Growing climbing plants against bare walls and fences is also a great way to establish a new habitat in your outdoor plot, even if space is tight. See Star Plants for examples.
8. Provide homes
for birds, bugs
We’re not the only ones with a housing crisis! Development and habitat loss mean many creatures have nowhere to live
The British Trust for Ornithology says many of the UK’s birds struggle to find a suitable nesting site for the breeding season. Often garden birds prefer to nest in trees or thick bushes and climbers, however you could try to help by putting up a nest box. Different bird species need different box designs placed in different locations. Bug hotels or even a hedgehog house are other ways to make your space more homey for wildlife.
There are many different options for every garden style. Suppliers include
Or make your own bug stack!
The most natural way to provide food for birds is to grow it. Wildlife-friendly plants provide a free larder of fruit, berries and seeds, particularly in late summer and autumn. Garden plants are home to insects and other invertebrates which are an essential diet for chicks in spring. But wild birds are thought to benefit from being given additional food too.

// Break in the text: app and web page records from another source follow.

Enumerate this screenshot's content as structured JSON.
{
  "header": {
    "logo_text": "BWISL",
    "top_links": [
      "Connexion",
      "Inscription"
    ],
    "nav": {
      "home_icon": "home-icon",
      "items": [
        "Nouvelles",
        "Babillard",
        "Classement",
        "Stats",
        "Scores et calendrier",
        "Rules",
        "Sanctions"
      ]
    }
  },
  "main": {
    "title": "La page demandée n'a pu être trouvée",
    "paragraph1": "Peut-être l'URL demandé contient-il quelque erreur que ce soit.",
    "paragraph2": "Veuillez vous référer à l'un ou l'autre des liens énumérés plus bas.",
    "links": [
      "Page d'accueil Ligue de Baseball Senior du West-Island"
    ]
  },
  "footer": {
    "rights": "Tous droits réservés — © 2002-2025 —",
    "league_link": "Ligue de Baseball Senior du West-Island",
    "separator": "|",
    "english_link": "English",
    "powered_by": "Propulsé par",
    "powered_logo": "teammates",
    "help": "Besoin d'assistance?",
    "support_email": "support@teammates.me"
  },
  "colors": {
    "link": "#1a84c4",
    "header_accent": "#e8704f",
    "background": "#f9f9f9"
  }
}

See the RSPB's step by step guide on what to feed and how to feed it. It is important to clean feeders regularly to stop the spread of any bird diseases.
Bird foods and feeders are easily available at Heads ‘N’ Tails on Wanstead High Street, in supermarkets, or from websites such as www.rspb.org.uk, www.wigglywigglers.co.uk and www.livingwithbirds.com.
9. Have a pond
or patio water
Most ponds have now been lost from the countryside. Garden ponds and water features have never been more important for wildlife
A pond (preferably without fish) can be a haven for wildlife, supporting a wide array of animals and providing a place for frogs, toads, newts and dragonflies to breed. And a series of ponds in a neighbourhood creates a corridor through which wildlife can move. Find out how build a pond.
If a pond isn’t suitable, container water features are ideal for courtyard or patio gardens. A minimum water depth of 20-30cm allows a few plants to be added.
The Royal Horticultural Society advises that where small children are at risk, a bubble fountain or birdbath with only a thin film of water is a safer option that will still attract birds.
10. Be yourself,
You can invite nature in to any
style of garden... but go easy on the chemicals
To help wildlife, gardens need to include certain plants and elements like log or leaf piles, but the look and style is up to you. If you want something low maintenance, wild gardens are a fashionable excuse to let go a little. Step away from the secateurs and leave a leafy corner for birds, invertebrates and amphibians. Let plants die back naturally and don’t worry about a few leaves on the ground – old vegetation creates a place for invertebrates (minibeasts) to hide out during winter.
But neat gardens can be just as good – neat pots of wildflowers, neat log piles, neat borders, neat leaf piles. In fact, a clipped hedge is often denser and hence a better nesting site than one left to grow wild.
But whatever style you choose, just be natural.
Avoid using pesticides, chemicals or slug pellets – try not to wage war on aphids, snails and other minibeasts as they’re an important part of the food chain and will get eaten by the birds and other creatures you’ll attract to your wildlife garden. Find out more about organic pest control.
Weeds can be reduced by planting bare areas of earth with something of your choice instead (see Star Plants for examples).